▸ WORK ITEM
Could you set down every entry exactly as it stands, without the images?

▸ RECORD EXTRACTS
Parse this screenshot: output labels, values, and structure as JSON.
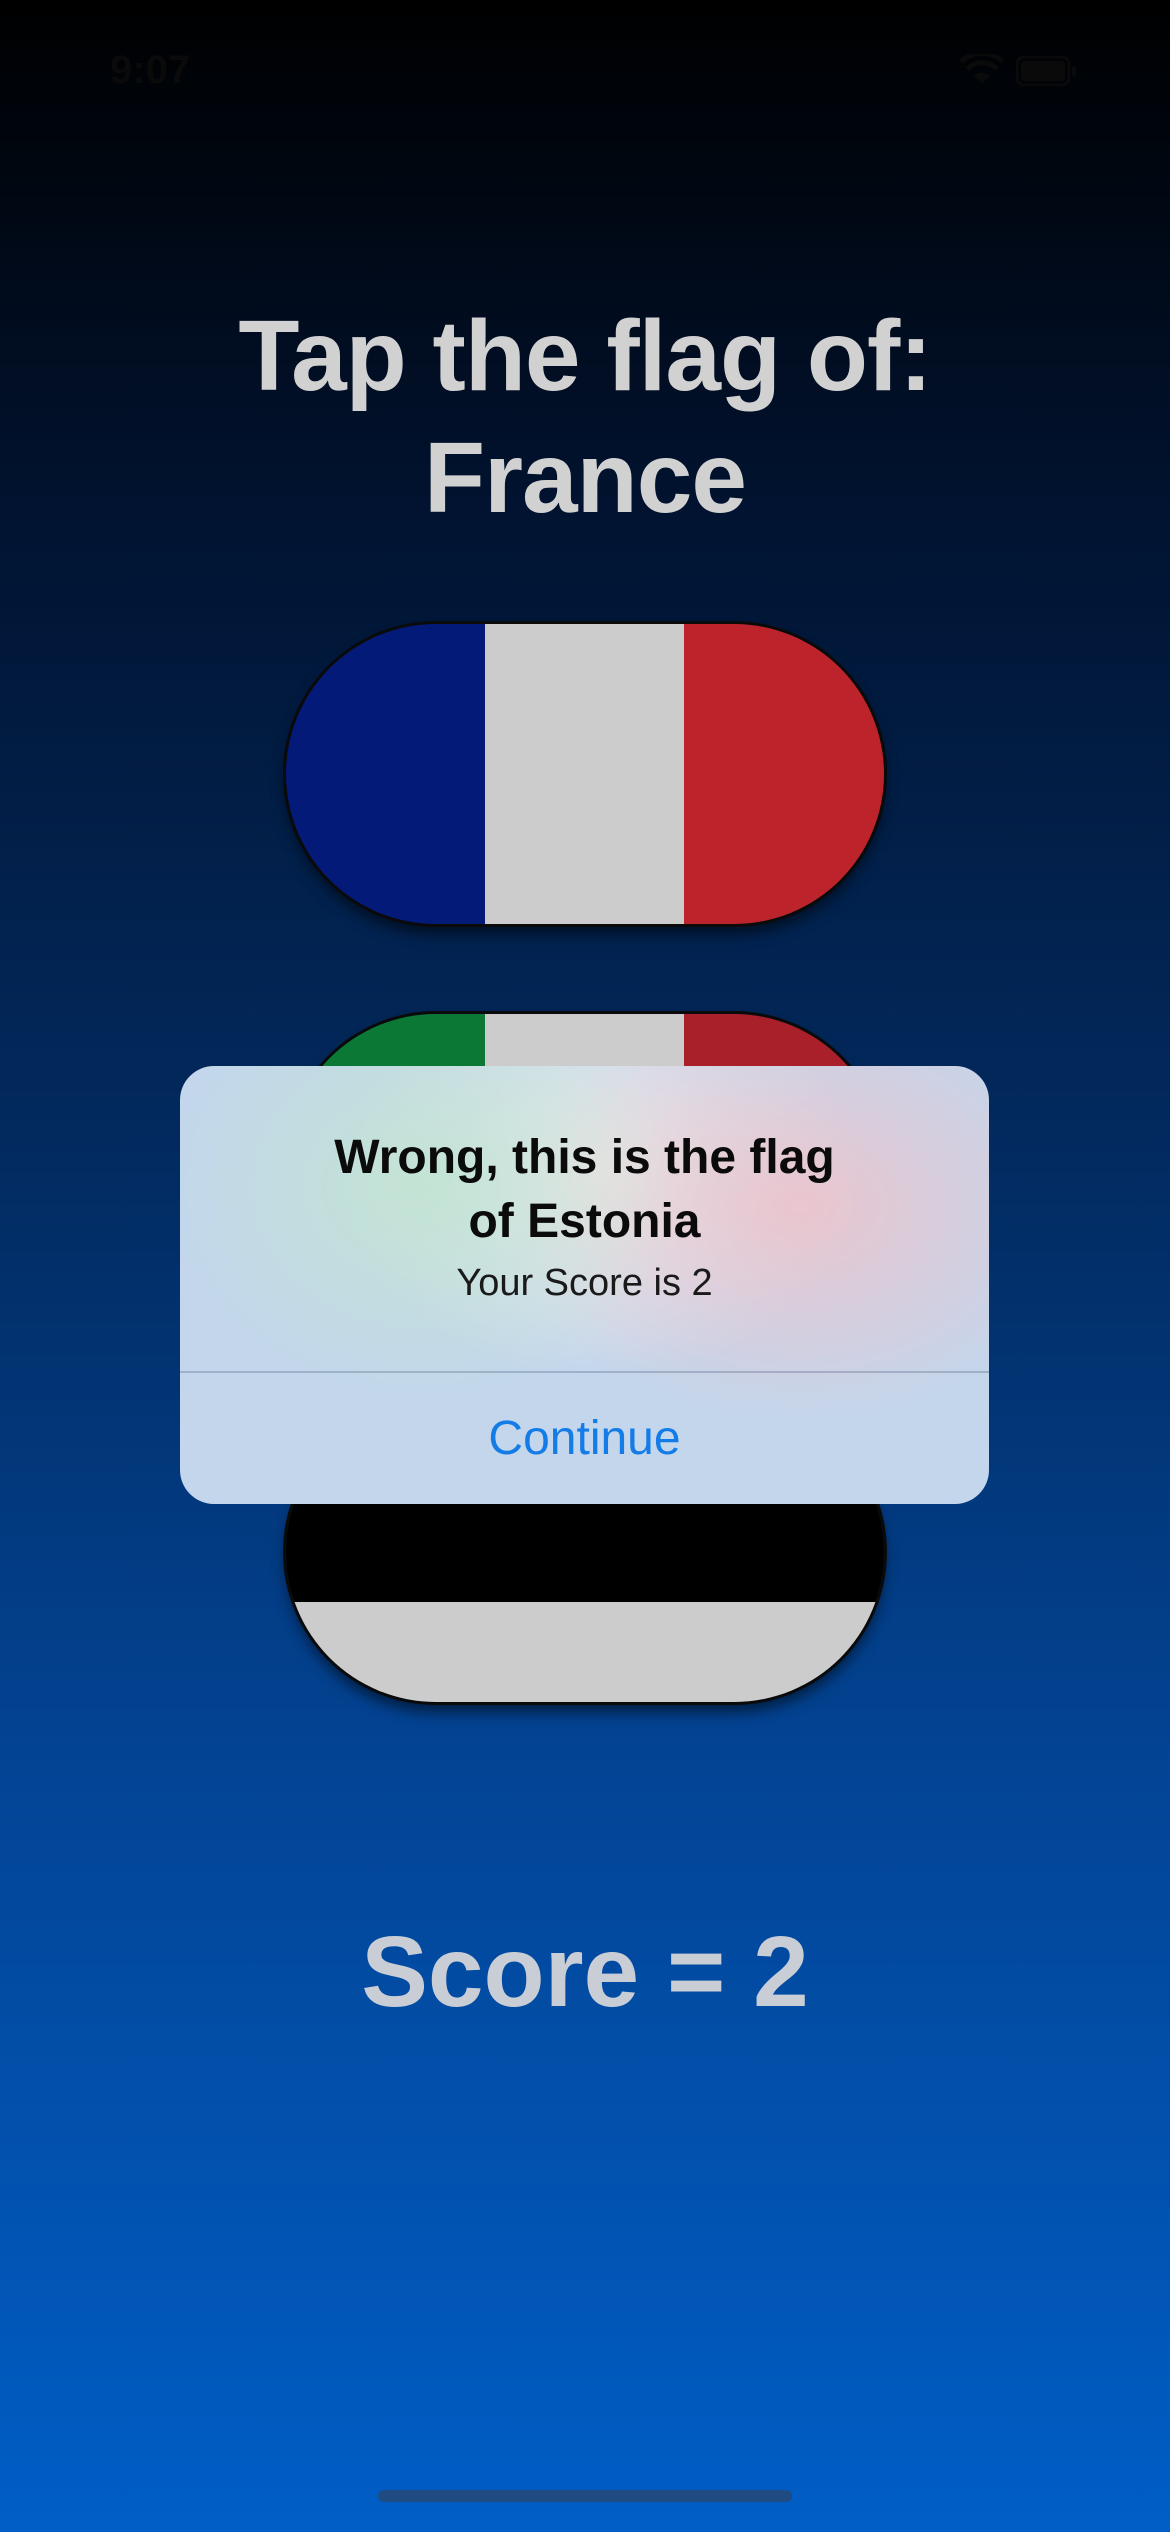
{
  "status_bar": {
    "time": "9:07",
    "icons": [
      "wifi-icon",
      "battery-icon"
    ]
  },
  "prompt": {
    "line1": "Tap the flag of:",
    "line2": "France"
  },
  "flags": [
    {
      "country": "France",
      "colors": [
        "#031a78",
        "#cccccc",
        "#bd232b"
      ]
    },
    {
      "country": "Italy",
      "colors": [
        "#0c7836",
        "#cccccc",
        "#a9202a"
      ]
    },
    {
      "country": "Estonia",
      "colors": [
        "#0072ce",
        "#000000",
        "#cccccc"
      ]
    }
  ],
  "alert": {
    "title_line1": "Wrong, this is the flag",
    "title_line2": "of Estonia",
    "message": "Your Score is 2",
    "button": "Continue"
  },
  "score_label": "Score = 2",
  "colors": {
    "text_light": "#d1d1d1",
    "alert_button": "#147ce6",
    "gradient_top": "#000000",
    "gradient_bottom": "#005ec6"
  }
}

▸ RESPONSE BOX
Parse this screenshot: output labels, values, and structure as JSON.
{
  "status_bar": {
    "time": "9:07",
    "icons": [
      "wifi-icon",
      "battery-icon"
    ]
  },
  "prompt": {
    "line1": "Tap the flag of:",
    "line2": "France"
  },
  "flags": [
    {
      "country": "France",
      "colors": [
        "#031a78",
        "#cccccc",
        "#bd232b"
      ]
    },
    {
      "country": "Italy",
      "colors": [
        "#0c7836",
        "#cccccc",
        "#a9202a"
      ]
    },
    {
      "country": "Estonia",
      "colors": [
        "#0072ce",
        "#000000",
        "#cccccc"
      ]
    }
  ],
  "alert": {
    "title_line1": "Wrong, this is the flag",
    "title_line2": "of Estonia",
    "message": "Your Score is 2",
    "button": "Continue"
  },
  "score_label": "Score = 2",
  "colors": {
    "text_light": "#d1d1d1",
    "alert_button": "#147ce6",
    "gradient_top": "#000000",
    "gradient_bottom": "#005ec6"
  }
}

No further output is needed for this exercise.